2006-04-25

The Politics of Gas

I just love high gas prices. You know why? Because it exposes our politicians for what they really are - big bags of gas themselves. Let's see how our elected representatives (both Democrats and Republicans) have 1. caused our problems and 2. are about to make things worse for us.

First of all, gas isn't like Wonder Bread. There is only one kind of Wonder Bread - white. If there is a shortage of Wonder Bread in Tampa, FL and a surplus in San Diego, CA, the surplus bread can be moved from the market place with excess capacity to the high demand area and thus head off a massive price escalation (basic supply/demand). Unfortunately there are 17 different blends of gas. So when the great state of MA has a shortage of their mix, they cannot use the mix that their friends in PA can. The supplies are limited to specific geographic locales.

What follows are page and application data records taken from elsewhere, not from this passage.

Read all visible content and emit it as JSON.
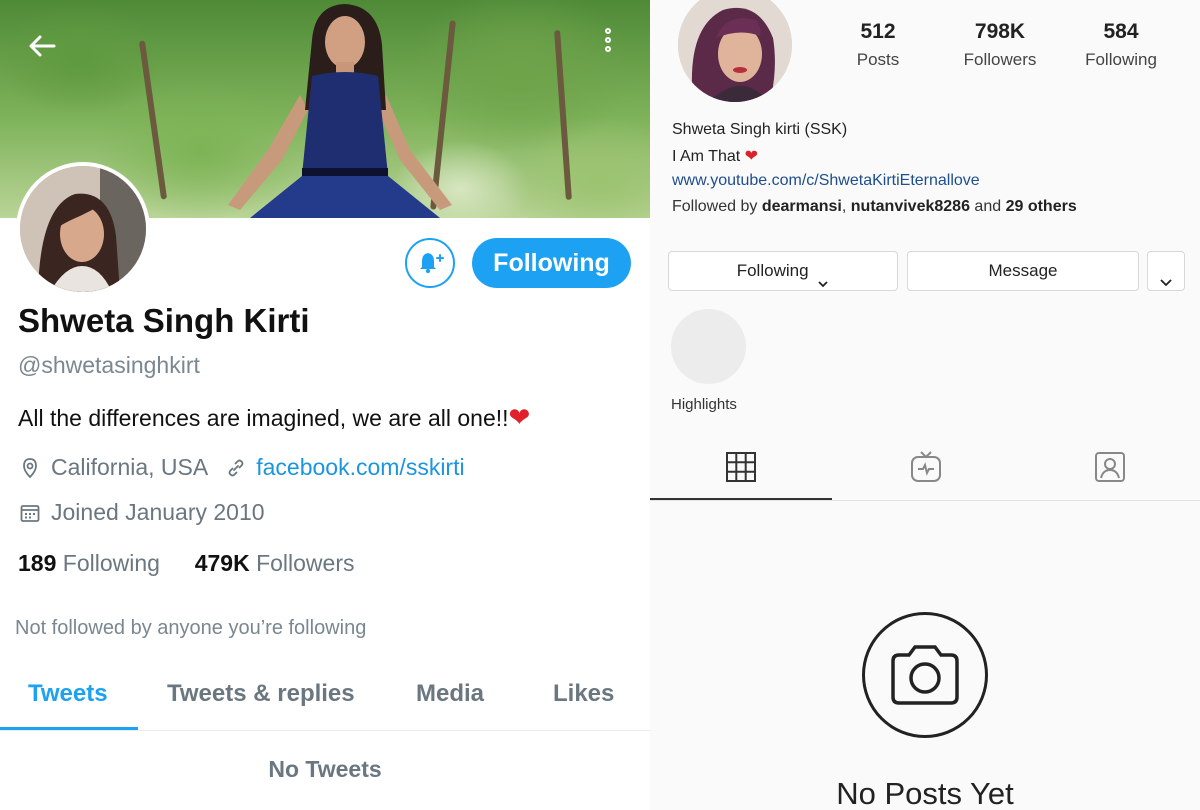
{
  "twitter": {
    "display_name": "Shweta Singh Kirti",
    "handle": "@shwetasinghkirt",
    "bio_text": "All the differences are imagined, we are all one!!",
    "bio_emoji": "❤",
    "location": "California, USA",
    "website": "facebook.com/sskirti",
    "joined": "Joined January 2010",
    "following_count": "189",
    "following_label": "Following",
    "followers_count": "479K",
    "followers_label": "Followers",
    "follow_button_label": "Following",
    "not_followed_text": "Not followed by anyone you’re following",
    "tabs": [
      {
        "label": "Tweets"
      },
      {
        "label": "Tweets & replies"
      },
      {
        "label": "Media"
      },
      {
        "label": "Likes"
      }
    ],
    "empty_state": "No Tweets",
    "accent_color": "#1da1f2",
    "icons": [
      "back-arrow-icon",
      "more-options-icon",
      "notification-bell-icon",
      "location-icon",
      "link-icon",
      "calendar-icon"
    ]
  },
  "instagram": {
    "stats": [
      {
        "value": "512",
        "label": "Posts"
      },
      {
        "value": "798K",
        "label": "Followers"
      },
      {
        "value": "584",
        "label": "Following"
      }
    ],
    "name": "Shweta Singh kirti (SSK)",
    "bio_text": "I Am That",
    "bio_emoji": "❤",
    "link": "www.youtube.com/c/ShwetaKirtiEternallove",
    "followed_by_prefix": "Followed by",
    "followed_by_user1": "dearmansi",
    "followed_by_sep": ",",
    "followed_by_user2": "nutanvivek8286",
    "followed_by_and": "and",
    "followed_by_others": "29 others",
    "following_button": "Following",
    "message_button": "Message",
    "highlights_label": "Highlights",
    "empty_state": "No Posts Yet",
    "icons": [
      "chevron-down-icon",
      "grid-icon",
      "igtv-icon",
      "tagged-icon",
      "camera-icon"
    ]
  }
}
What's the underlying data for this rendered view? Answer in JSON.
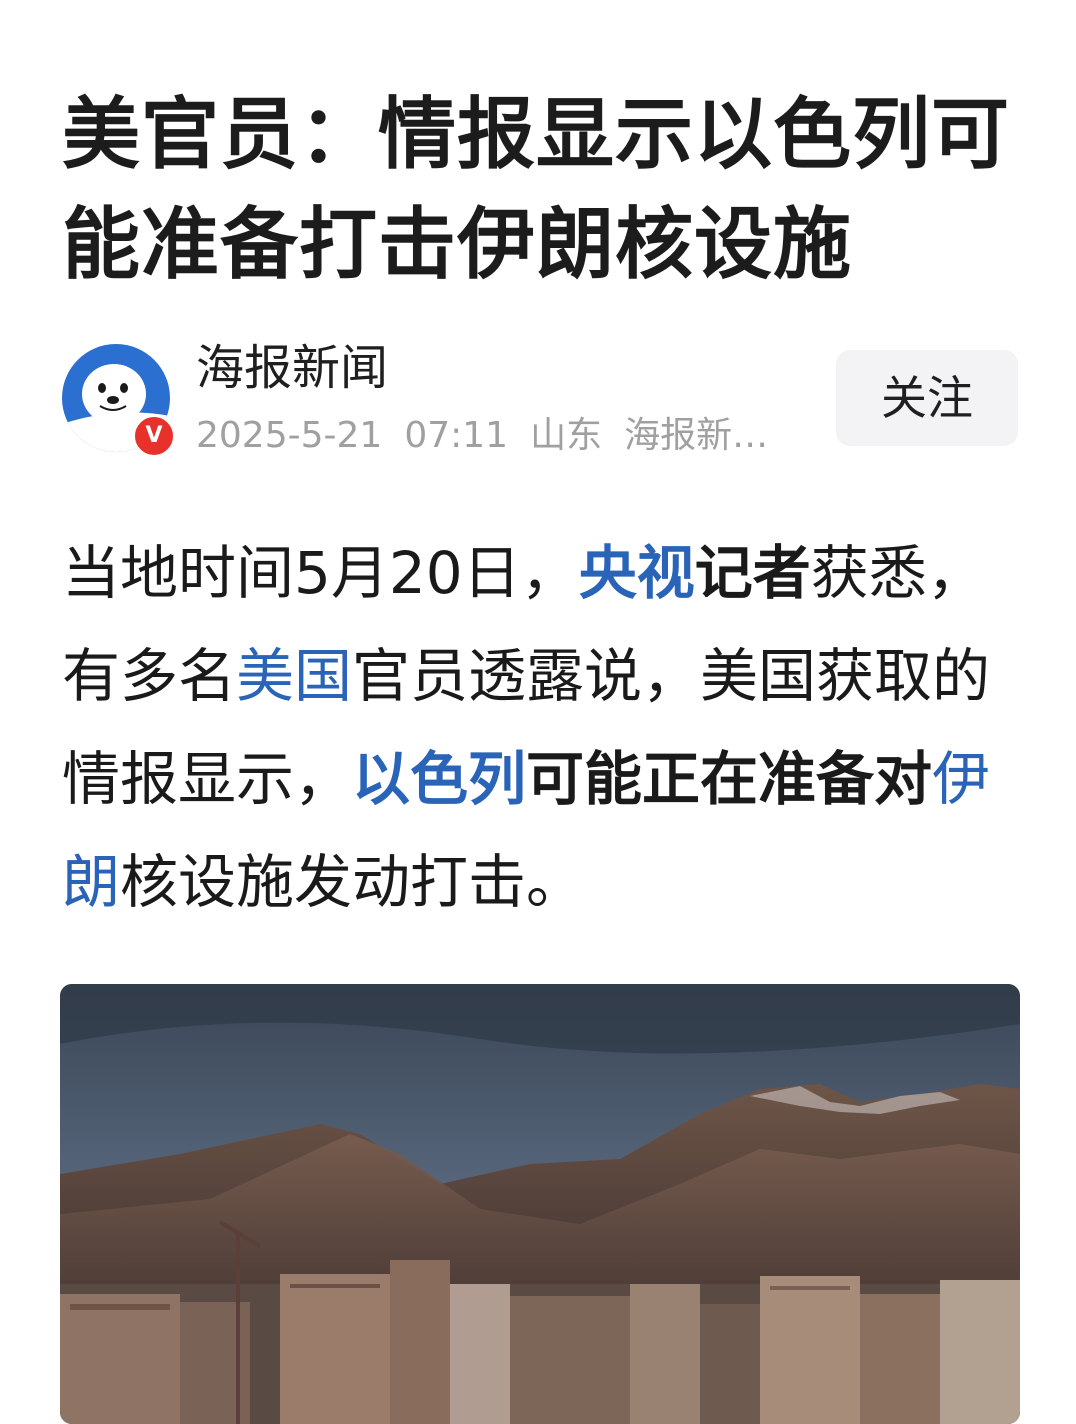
{
  "article": {
    "title": "美官员：情报显示以色列可能准备打击伊朗核设施",
    "author": {
      "name": "海报新闻",
      "verified_badge": "V",
      "avatar_icon": "seal-mascot-icon",
      "date": "2025-5-21",
      "time": "07:11",
      "location": "山东",
      "source": "海报新…"
    },
    "follow_label": "关注",
    "body": {
      "p1": "当地时间5月20日，",
      "link_cctv": "央视",
      "p2": "记者",
      "p3": "获悉，有多名",
      "link_us": "美国",
      "p4": "官员透露说，美国获取的情报显示，",
      "link_israel": "以色列",
      "p5": "可能正在准备对",
      "link_iran": "伊朗",
      "p6": "核设施发动打击。"
    },
    "image_subject": "city-skyline-mountains-photo"
  },
  "colors": {
    "link": "#2a64b8",
    "badge": "#e7322b",
    "avatar_bg": "#2b6fd0",
    "follow_bg": "#f3f3f5",
    "meta_text": "#a0a0a0"
  }
}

Secondly, gas, now, isn't like Peanut Butter. It used to be when the vast majority of the oxygenating additive was MTBE. The refininers could add MTBE to the mix before it went to distribution. Now the refiners need to move the gas without the new additive (ethanol) and mix it at the end point. That's like Skippy and Jiff only making creamy peanut butter at their factories and mandating that the chunky peanuts be added at the supermarket. Do you think that will have an affect on price? YES. Do you think they want to maintain stockpiles of peanuts all over the country? NO.

These first two points are the fault of our short-sighted elected officials. When I have more time I will address what these same officials are doing to make matters worse under the guise of making things better -- for them.

7 comments:

Robert said...

Great job, Mike.

Just to extend your simile, what would happen if the truck ran into a Hershey's van on the way to the supermarket?

Jennifer said...

Robert,

Is that an extension of the "Peanut Butter!" "Chocolate!" commercials of our youth?


Mike,

Good analogy. What is the reasoning behind the different blends for different states/regions? Or, I should ask, was there any reasoning behind it in the first place?

Robert said...
This comment has been removed by a blog administrator.
Robert said...

Jen, You're very perceptive, for that you get a Reese's.

Since Mike didn't have time to answer, I'll tell you that different states have different requirements depending on what EPA clean-air standards they have to meet. The dirtier the air, the more "oxygenate" required so that fuel burns cleaner.

It's a great example of how regulations impose great costs and confusion by distorting markets, in this case by turning the market for a single broadly supplied commodity into a fragemtned bazzar of several regionally supplied and, therefore, more scarce commodities.

Jennifer said...

Rob--

That assumes that lowered cost and ease-of-supply somehow trumps the regional or state-wide concerns of air-quality. Such protections have a cost; this is one of them.

How are these regulations any different from other states' rights lauded by fiscal conservatives in other areas?

Robert said...

Jen,

The regional regs are not state laws but regional implementations of federal laws and regulations under the Clean Air Act.

Presumably, the Clean Air Act relies on the feds' constitutional power to regulate interstate commerce. This constitutional provision was so that states would not hamper interstate commerce.

Ironically, the feds have, by requiring regional gasoline blends, hampered interstate commerce.

Jennifer said...

OK - yeah, I was reading quickly & skimmed over EPA. But even so, I think to say that this is solely an economic issue is probably one which could be debated all day and night & then some. Someone with a more fiscally-conservative leaning might argue that these policies are too cumbersome and that given the opportunity in the right market circumstances, businesses and citizens would opt for a cleaner fuel that was also more economically efficient to produce. That may be the case, but I'm not really convinced.

Mike's post served as a very good explanation of why a single-priced gasoline isn't available nation-wide (there are other reasons too, of course); I'm just not sure it really serves as an indictment of those reasons. And I think, ultimately, this is just where our ideologies differ. As I said above, I think there is a price we should be expected to pay for clean air--one we're not paying now. And if it costs more in Pennsylvania to reach those standards than it does in Wyoming, then--well, sucks to be in Philly, eh? (And oh, it really does--regardless of gas prices)

And as I'm sure you're aware, I'm a card-carrying tree-hugger who car-shares a hybrid, walks most places and is still thinking about buying one of those carbon-offsets. So, take my liberal ponderings with an even more liberal dose of salt.